Once we had an estimate of the lengths of trail we intended to walk and paddle, the next step was to estimate how fast we think that we will travel. This remains a source of uncertainty in our planning. After considering our rate of progress on other trails in the past, we decided to go with the prediction that on average we will cover 180 km/week (four days at 35 km/day, 2 days at 20 km/day, and 1 day of rest per week). This may sound slow relative to other long-distance hikers, but one of our goals on this journey is to connect with as many people as we can through talks, presentations, and online updates, and we anticipate that taking the time to do this might reduce our potential pace quite a bit.
Using these parameters we played around with the map and ultimately decided to walk from Cape Spear, NL to Victoria, BC, and then to paddle from Fort Saskatchewan, AB to Tuktoyaktuk, NT. Below is our proposed itinerary:

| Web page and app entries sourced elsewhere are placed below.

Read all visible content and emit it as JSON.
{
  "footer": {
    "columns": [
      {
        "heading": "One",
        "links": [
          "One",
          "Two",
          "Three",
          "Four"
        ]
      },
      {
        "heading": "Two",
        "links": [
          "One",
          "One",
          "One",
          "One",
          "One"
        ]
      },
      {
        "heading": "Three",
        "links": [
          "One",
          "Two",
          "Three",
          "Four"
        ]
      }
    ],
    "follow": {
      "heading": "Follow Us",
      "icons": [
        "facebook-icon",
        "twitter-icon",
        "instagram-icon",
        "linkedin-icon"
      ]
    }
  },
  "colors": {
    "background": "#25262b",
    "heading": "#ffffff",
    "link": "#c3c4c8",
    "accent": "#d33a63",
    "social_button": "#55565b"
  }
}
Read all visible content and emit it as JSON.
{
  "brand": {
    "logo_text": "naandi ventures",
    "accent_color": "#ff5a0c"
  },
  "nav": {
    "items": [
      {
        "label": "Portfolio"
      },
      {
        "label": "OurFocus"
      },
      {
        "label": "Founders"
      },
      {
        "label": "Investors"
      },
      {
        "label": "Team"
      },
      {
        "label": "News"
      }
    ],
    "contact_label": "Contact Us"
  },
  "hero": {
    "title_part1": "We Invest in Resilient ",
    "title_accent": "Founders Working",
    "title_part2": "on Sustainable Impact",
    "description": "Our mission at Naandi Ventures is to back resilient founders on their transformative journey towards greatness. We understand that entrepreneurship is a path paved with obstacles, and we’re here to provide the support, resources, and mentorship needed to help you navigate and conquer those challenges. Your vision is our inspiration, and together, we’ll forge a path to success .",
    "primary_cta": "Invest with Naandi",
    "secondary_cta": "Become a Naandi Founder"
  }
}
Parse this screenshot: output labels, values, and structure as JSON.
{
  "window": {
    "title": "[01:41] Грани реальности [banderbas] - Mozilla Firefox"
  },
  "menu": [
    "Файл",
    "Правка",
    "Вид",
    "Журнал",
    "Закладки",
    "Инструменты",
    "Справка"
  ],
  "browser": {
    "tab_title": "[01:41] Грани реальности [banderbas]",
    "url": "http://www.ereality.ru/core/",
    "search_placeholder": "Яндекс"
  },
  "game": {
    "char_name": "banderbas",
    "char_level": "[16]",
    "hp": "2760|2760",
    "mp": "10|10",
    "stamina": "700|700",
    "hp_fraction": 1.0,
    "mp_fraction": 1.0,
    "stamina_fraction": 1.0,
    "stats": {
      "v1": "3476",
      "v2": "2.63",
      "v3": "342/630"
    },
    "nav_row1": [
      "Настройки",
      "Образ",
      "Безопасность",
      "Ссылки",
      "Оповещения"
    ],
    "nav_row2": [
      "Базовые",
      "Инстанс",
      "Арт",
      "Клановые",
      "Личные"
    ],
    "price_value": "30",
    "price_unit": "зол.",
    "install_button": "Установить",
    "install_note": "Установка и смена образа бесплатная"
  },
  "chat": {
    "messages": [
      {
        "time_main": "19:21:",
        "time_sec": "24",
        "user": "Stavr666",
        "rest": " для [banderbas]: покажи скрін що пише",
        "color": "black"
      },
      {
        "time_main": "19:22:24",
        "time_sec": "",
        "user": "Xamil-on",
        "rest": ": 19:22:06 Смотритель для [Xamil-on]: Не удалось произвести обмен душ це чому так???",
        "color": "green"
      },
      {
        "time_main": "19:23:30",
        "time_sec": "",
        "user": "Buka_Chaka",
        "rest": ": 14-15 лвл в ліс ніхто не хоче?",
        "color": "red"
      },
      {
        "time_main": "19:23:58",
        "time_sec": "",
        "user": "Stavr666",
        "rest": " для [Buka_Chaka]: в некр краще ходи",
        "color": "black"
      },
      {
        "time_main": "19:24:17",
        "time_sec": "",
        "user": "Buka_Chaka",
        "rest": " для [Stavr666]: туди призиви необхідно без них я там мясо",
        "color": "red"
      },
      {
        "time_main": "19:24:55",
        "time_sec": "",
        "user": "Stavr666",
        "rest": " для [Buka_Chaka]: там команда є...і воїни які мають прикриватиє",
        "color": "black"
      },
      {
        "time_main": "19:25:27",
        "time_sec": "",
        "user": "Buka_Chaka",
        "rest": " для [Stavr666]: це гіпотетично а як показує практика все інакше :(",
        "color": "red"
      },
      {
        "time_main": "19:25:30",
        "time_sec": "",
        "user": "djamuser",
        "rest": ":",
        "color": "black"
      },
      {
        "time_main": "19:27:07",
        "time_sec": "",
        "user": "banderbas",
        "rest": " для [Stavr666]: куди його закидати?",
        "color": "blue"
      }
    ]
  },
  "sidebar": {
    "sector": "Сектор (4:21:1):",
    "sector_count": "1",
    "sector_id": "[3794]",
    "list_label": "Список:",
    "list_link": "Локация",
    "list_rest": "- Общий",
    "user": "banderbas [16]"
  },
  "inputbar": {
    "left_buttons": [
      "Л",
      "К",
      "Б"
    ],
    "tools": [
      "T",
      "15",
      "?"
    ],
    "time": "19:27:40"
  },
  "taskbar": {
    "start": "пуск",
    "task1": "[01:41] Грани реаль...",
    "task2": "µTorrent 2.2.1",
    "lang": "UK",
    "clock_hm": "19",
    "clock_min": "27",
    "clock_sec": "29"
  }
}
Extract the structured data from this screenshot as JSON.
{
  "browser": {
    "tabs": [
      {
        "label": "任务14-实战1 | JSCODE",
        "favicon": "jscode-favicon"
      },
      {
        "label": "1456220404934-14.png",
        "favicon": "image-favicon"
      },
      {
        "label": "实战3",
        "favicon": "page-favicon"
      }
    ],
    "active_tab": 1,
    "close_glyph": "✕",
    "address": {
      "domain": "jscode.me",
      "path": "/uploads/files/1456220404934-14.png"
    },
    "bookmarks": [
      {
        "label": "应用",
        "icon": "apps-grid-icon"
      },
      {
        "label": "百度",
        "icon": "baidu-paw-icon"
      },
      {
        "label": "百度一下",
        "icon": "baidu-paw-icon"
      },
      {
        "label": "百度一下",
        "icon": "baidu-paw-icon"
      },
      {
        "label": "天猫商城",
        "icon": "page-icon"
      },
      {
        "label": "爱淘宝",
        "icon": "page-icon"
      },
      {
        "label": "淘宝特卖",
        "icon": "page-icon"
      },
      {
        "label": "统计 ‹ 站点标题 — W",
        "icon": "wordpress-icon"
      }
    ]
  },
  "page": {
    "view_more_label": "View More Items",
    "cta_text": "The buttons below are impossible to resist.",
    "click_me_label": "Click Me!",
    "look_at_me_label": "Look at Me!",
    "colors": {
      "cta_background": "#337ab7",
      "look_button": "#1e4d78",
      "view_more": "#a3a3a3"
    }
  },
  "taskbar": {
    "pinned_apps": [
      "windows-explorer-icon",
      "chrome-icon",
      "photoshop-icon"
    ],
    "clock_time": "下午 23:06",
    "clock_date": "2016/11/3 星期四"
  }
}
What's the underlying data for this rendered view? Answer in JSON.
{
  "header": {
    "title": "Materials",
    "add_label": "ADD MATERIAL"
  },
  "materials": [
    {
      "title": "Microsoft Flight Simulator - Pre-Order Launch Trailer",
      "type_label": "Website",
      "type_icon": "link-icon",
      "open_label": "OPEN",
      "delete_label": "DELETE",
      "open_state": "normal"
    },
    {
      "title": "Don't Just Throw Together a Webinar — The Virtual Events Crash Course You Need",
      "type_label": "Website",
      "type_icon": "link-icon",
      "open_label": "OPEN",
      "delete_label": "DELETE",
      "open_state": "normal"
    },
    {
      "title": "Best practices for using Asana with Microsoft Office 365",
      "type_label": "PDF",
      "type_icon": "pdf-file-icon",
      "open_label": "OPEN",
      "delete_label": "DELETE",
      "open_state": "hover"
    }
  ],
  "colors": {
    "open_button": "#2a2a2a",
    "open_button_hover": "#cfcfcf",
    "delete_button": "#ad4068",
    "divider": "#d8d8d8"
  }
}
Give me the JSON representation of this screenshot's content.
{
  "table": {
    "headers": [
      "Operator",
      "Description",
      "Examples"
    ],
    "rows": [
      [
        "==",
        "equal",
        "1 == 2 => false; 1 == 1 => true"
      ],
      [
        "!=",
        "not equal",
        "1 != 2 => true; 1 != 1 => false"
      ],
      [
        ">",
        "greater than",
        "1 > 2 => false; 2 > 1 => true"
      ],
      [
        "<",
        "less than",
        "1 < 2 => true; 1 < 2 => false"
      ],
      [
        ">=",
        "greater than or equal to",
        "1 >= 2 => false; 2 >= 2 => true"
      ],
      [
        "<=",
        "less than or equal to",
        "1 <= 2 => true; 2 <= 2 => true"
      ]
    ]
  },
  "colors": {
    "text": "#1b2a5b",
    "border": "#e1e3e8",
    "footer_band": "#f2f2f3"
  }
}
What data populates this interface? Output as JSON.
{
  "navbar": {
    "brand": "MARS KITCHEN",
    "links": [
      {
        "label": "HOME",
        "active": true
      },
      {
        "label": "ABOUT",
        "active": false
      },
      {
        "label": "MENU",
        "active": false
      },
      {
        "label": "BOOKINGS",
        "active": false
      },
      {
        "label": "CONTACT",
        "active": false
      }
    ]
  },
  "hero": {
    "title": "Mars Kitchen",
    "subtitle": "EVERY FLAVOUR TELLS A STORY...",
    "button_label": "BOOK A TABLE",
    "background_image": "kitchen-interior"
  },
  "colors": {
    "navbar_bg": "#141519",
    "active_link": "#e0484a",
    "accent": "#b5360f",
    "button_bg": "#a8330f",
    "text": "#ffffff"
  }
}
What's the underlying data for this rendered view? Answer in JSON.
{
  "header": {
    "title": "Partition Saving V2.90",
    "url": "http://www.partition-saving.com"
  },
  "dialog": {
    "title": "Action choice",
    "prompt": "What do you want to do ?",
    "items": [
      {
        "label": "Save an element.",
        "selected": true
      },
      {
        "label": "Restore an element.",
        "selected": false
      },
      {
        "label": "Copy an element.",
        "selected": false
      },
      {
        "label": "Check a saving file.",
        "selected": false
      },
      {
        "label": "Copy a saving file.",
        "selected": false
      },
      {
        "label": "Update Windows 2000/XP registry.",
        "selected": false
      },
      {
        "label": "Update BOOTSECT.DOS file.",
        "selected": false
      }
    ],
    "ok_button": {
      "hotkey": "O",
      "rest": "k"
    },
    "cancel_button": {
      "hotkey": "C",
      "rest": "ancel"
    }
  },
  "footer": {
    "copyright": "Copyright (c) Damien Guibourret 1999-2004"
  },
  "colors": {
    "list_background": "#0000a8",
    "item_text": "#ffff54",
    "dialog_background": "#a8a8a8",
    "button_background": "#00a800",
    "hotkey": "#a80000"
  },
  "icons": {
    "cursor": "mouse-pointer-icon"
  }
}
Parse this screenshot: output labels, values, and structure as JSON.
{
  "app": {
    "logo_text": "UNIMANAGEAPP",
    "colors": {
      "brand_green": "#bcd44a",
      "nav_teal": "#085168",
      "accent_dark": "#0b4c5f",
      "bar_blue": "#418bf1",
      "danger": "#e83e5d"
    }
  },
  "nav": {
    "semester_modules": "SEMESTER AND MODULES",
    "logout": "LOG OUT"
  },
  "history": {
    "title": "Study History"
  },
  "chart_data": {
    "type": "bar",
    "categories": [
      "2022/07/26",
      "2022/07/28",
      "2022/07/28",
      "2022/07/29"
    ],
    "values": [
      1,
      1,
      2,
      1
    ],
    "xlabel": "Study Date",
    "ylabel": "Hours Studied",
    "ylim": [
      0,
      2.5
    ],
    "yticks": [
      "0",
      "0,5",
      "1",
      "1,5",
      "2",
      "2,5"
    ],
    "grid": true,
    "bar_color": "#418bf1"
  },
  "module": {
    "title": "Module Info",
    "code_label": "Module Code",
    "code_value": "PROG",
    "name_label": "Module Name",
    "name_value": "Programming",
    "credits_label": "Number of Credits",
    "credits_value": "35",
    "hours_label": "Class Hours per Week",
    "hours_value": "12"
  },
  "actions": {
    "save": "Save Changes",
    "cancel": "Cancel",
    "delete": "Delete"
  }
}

In short, we plan on beginning in spring which should give us the greatest amount of time to enjoy warmer temperatures during our first year on the trail. Also, Sonya's current contract at work concludes at the end of March, making some point after that date a logical time to set out. So, we began our consideration of where to start with the assumption that we will start walking in the spring of 2019 with the hope of being well into Ontario by the time the heavy winter and cold season settles into the nation at the end of that same year. This decision was also made in consideration of where we wanted to start in the spring of 2020 and still be able to reach the west coast in our second year.
One thing this exercise taught us is that when you are dealing with distances this large, small differences can really add up! Our exercise in editing the trail to only include the sections we plan to hike, which mostly involved removing relatively minor branches and loops, ended up reducing the total length by over 2,000 km. Adjusting our predicted pace by as little as 20 km per week resulted in a two month difference to the amount of time we would spend on the trail. It will be interesting to one day be able to compare our actual itinerary to our predicted one! Regardless our proposed itinerary is now set!